The film begins with Logan (Hugh Jackman) saving the life of a Japanese officer, Yashida, after the bombing of Nagasaki. Yashida wishes to see him once before he passes on and offers him the gift of mortality. (A quick recap – Wolverine is probably 256 years old and is immortal). The Wolverine is indestructible. He doesn’t feel pain and can never get killed. He is a mutant with adamantium claws. This film turns it all on its head. His immortality is at risk. He is in pain through most of the film. Blind fans may not be happy seeing their favorite mutant slowly becoming powerless but I was happy that we get to see him being vulnerable and not laboriously fight through a film and bore us on the way like the Origins film did. We don’t want to see him as weak but we want to see him bounce back. It’s like a spring that goes two ways and not only one.
The film is essentially about Logan trying to move on from his past. The things that bind him. Be it his attachment to Jean Grey or the burden of his powers. There are 3 other female characters in the film. A villainess - Viper (Svetlana Khodchenkova), a love interest- Mariko (Tao Okamato) and a red-haired mutant- Yukio (Rila Fukushima) who can see the future (and thank god we don’t see her visions in weird effects-heavy flashes). It’s been a long time since we had a diabolic villainess. She may be one-dimensional but exactly the sweet poison required. Yukio is a sort of sidekick to the Wolverine and not in a bad way. There is a scene where she perfoms her duties while Logan performs an open heart surgery that is more thrilling than any thunderous climactic showdown.
The ending is like how it should be. No big explosions, no destruction. Only man-to-man combat. (Or woman to man and other permutations). Yes, the final half hour does not match up to the rest of the film but I was rather pleased at not being bombarded with mindless action. And then there is the Silver Samurai who gets his share of being badass.
When the film is wrapped up, we get a post-credits scene that would have all X-Men fans collectively salivating. I’m not the biggest fan of the series but even I felt like I was handed a massive treat. Please do not leave your seat and wait till the main end credits are done. The wait for X-Men: Days of Future Past begins!

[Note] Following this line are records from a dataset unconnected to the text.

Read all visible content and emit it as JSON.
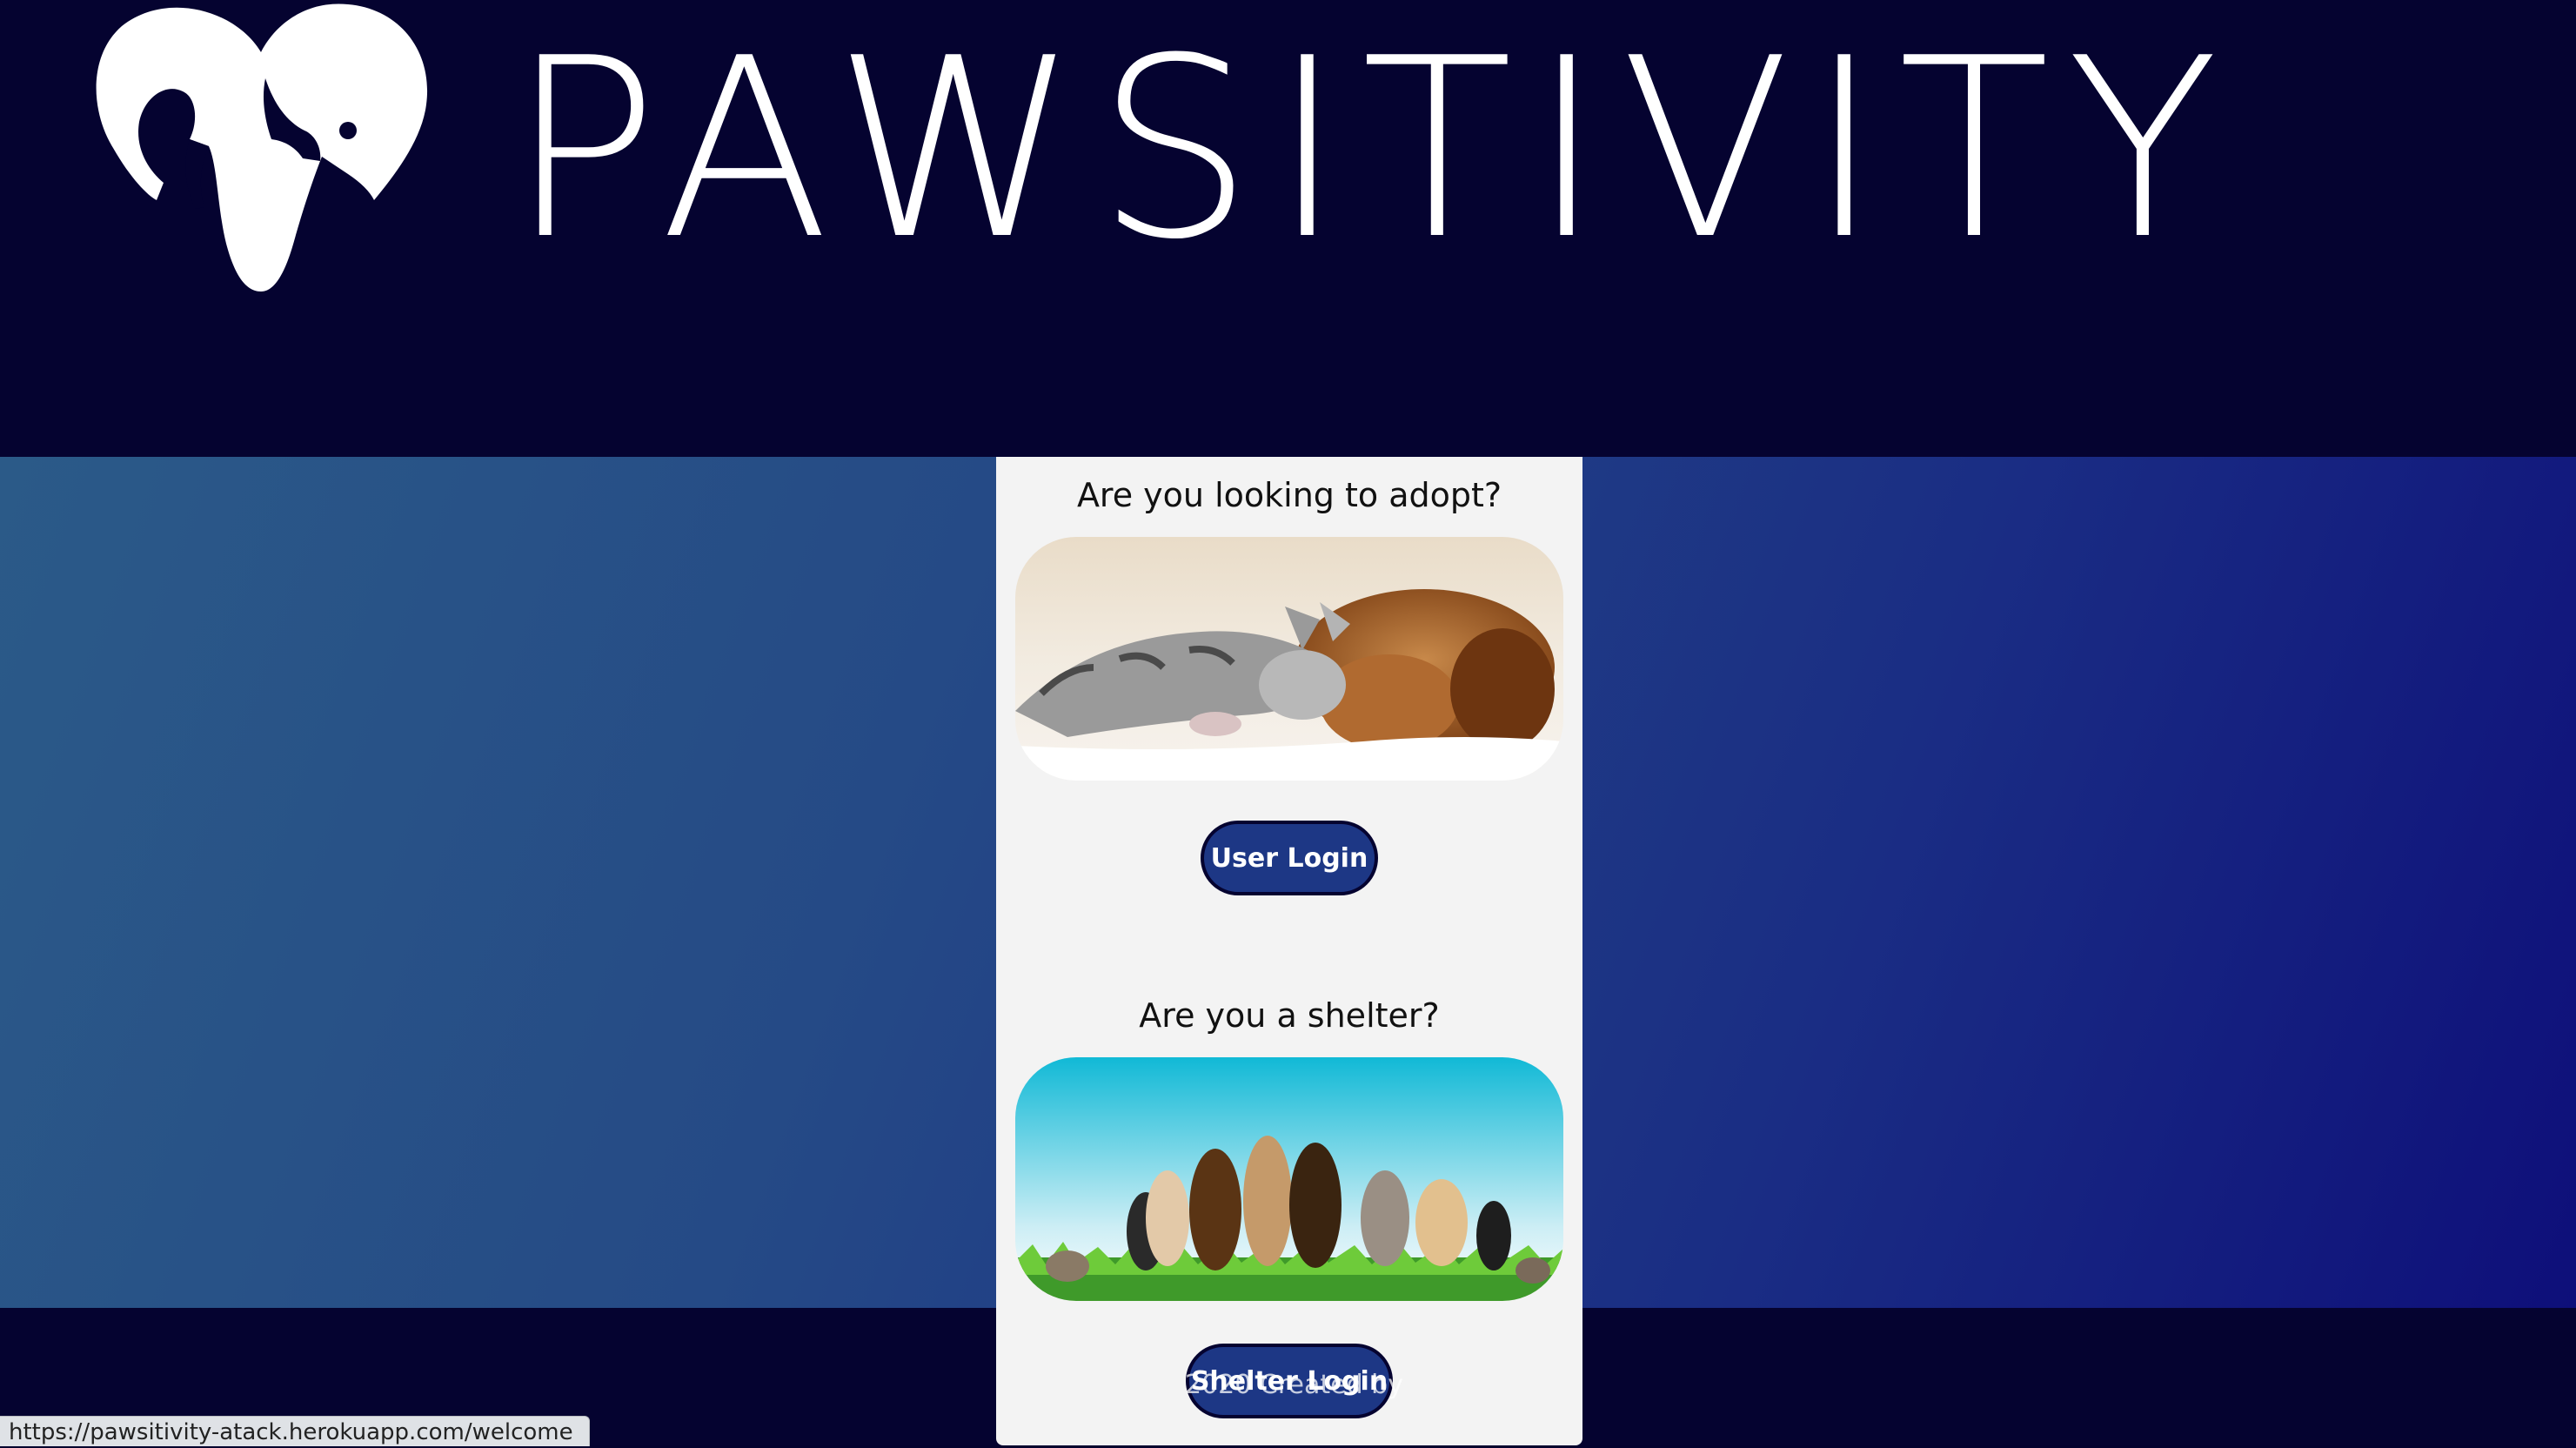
{
  "brand": {
    "name": "PAWSITIVITY"
  },
  "adopt": {
    "question": "Are you looking to adopt?",
    "button_label": "User Login"
  },
  "shelter": {
    "question": "Are you a shelter?",
    "button_label": "Shelter Login"
  },
  "footer": {
    "copyright": "2020 Created by"
  },
  "status_bar": {
    "url": "https://pawsitivity-atack.herokuapp.com/welcome"
  },
  "colors": {
    "header_bg": "#050330",
    "button_bg": "#1d3785",
    "card_bg": "#f3f3f3",
    "gradient_left": "#2b5a88",
    "gradient_right": "#0e0f7a"
  },
  "icons": [
    "dog-cat-heart-logo-icon"
  ]
}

The Wolverine isn’t as good as X2 (2003) or X-Men: First Class (2011) but hey, at least it isn’t X-Men Origins: Wolverine (2009). For my money, it is the most satisfying superhero film of 2013 so far.